## TASK INSTRUCTIONS
Copy all records exactly, excluding images.

Interface dataset entries
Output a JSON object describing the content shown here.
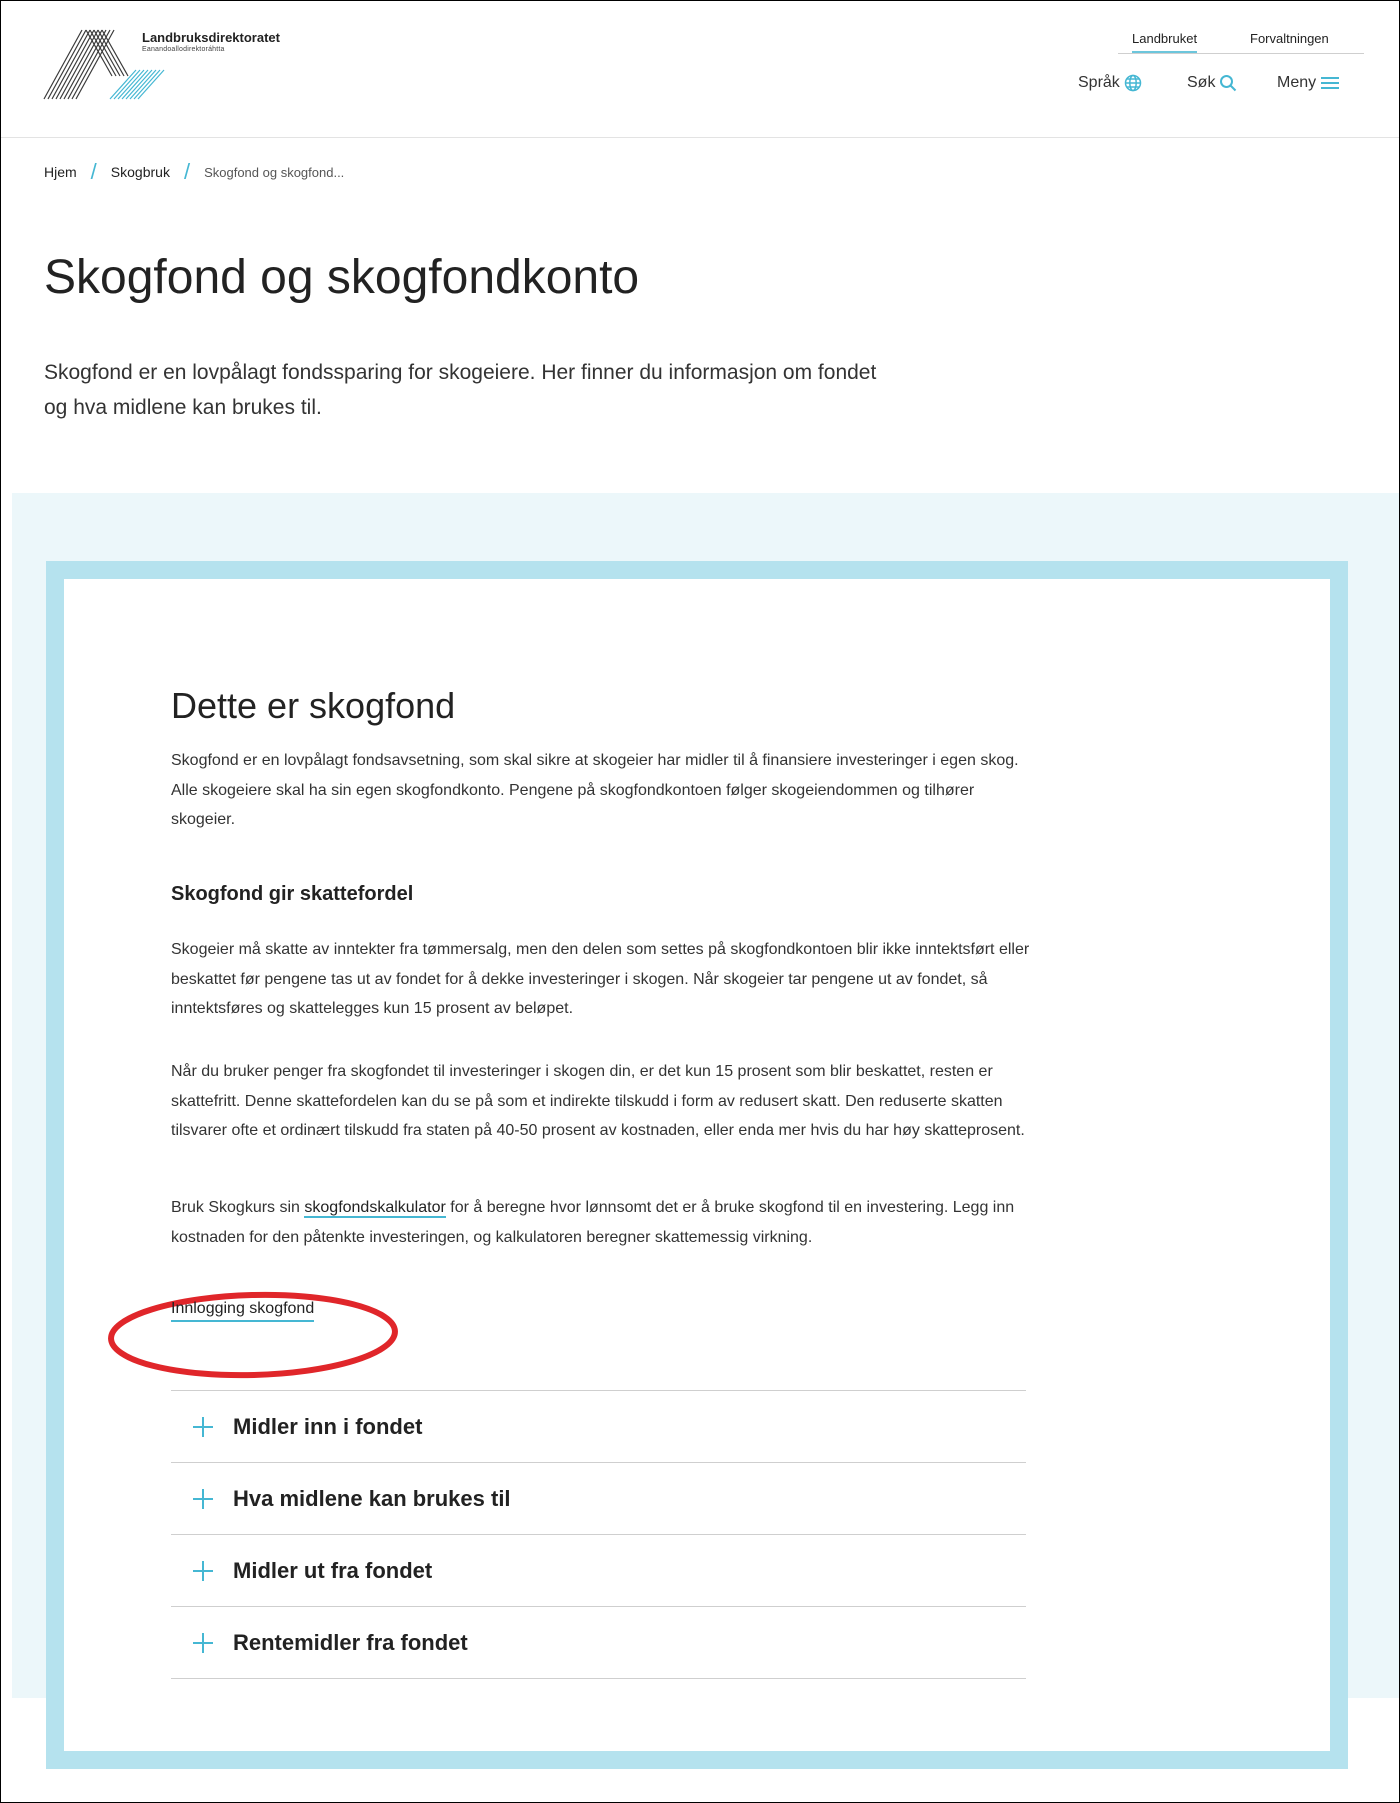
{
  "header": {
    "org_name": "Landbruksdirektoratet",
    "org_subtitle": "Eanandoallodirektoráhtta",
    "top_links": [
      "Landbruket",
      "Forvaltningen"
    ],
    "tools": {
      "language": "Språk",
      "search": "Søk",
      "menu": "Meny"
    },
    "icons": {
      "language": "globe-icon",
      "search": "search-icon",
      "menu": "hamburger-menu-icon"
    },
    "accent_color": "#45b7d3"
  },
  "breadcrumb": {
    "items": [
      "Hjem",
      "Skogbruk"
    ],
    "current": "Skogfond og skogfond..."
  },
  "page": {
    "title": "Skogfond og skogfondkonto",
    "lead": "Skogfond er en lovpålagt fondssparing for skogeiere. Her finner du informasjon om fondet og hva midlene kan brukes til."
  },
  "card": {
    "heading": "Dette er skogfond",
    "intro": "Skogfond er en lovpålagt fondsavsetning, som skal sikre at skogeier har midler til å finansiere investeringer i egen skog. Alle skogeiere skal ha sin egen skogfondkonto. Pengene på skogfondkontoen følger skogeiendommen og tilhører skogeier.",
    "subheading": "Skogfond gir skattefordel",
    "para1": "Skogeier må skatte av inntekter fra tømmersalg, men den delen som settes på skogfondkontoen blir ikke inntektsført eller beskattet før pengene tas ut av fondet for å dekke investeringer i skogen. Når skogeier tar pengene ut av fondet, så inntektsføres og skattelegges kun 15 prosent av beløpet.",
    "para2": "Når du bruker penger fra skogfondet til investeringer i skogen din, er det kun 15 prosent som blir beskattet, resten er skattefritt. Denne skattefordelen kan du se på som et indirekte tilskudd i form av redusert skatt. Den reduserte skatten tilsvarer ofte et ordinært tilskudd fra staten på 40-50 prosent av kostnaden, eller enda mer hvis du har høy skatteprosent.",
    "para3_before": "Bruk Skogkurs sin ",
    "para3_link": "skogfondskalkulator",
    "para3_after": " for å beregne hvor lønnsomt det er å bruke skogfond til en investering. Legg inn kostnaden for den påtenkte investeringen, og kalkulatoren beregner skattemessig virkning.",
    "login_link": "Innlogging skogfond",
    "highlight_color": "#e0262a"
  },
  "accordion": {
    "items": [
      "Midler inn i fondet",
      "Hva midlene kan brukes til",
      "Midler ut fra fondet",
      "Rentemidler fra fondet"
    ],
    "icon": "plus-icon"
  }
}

## SOLUTION FOR THIS EXERCISE
Output a JSON object describing the content shown here.
{
  "header": {
    "org_name": "Landbruksdirektoratet",
    "org_subtitle": "Eanandoallodirektoráhtta",
    "top_links": [
      "Landbruket",
      "Forvaltningen"
    ],
    "tools": {
      "language": "Språk",
      "search": "Søk",
      "menu": "Meny"
    },
    "icons": {
      "language": "globe-icon",
      "search": "search-icon",
      "menu": "hamburger-menu-icon"
    },
    "accent_color": "#45b7d3"
  },
  "breadcrumb": {
    "items": [
      "Hjem",
      "Skogbruk"
    ],
    "current": "Skogfond og skogfond..."
  },
  "page": {
    "title": "Skogfond og skogfondkonto",
    "lead": "Skogfond er en lovpålagt fondssparing for skogeiere. Her finner du informasjon om fondet og hva midlene kan brukes til."
  },
  "card": {
    "heading": "Dette er skogfond",
    "intro": "Skogfond er en lovpålagt fondsavsetning, som skal sikre at skogeier har midler til å finansiere investeringer i egen skog. Alle skogeiere skal ha sin egen skogfondkonto. Pengene på skogfondkontoen følger skogeiendommen og tilhører skogeier.",
    "subheading": "Skogfond gir skattefordel",
    "para1": "Skogeier må skatte av inntekter fra tømmersalg, men den delen som settes på skogfondkontoen blir ikke inntektsført eller beskattet før pengene tas ut av fondet for å dekke investeringer i skogen. Når skogeier tar pengene ut av fondet, så inntektsføres og skattelegges kun 15 prosent av beløpet.",
    "para2": "Når du bruker penger fra skogfondet til investeringer i skogen din, er det kun 15 prosent som blir beskattet, resten er skattefritt. Denne skattefordelen kan du se på som et indirekte tilskudd i form av redusert skatt. Den reduserte skatten tilsvarer ofte et ordinært tilskudd fra staten på 40-50 prosent av kostnaden, eller enda mer hvis du har høy skatteprosent.",
    "para3_before": "Bruk Skogkurs sin ",
    "para3_link": "skogfondskalkulator",
    "para3_after": " for å beregne hvor lønnsomt det er å bruke skogfond til en investering. Legg inn kostnaden for den påtenkte investeringen, og kalkulatoren beregner skattemessig virkning.",
    "login_link": "Innlogging skogfond",
    "highlight_color": "#e0262a"
  },
  "accordion": {
    "items": [
      "Midler inn i fondet",
      "Hva midlene kan brukes til",
      "Midler ut fra fondet",
      "Rentemidler fra fondet"
    ],
    "icon": "plus-icon"
  }
}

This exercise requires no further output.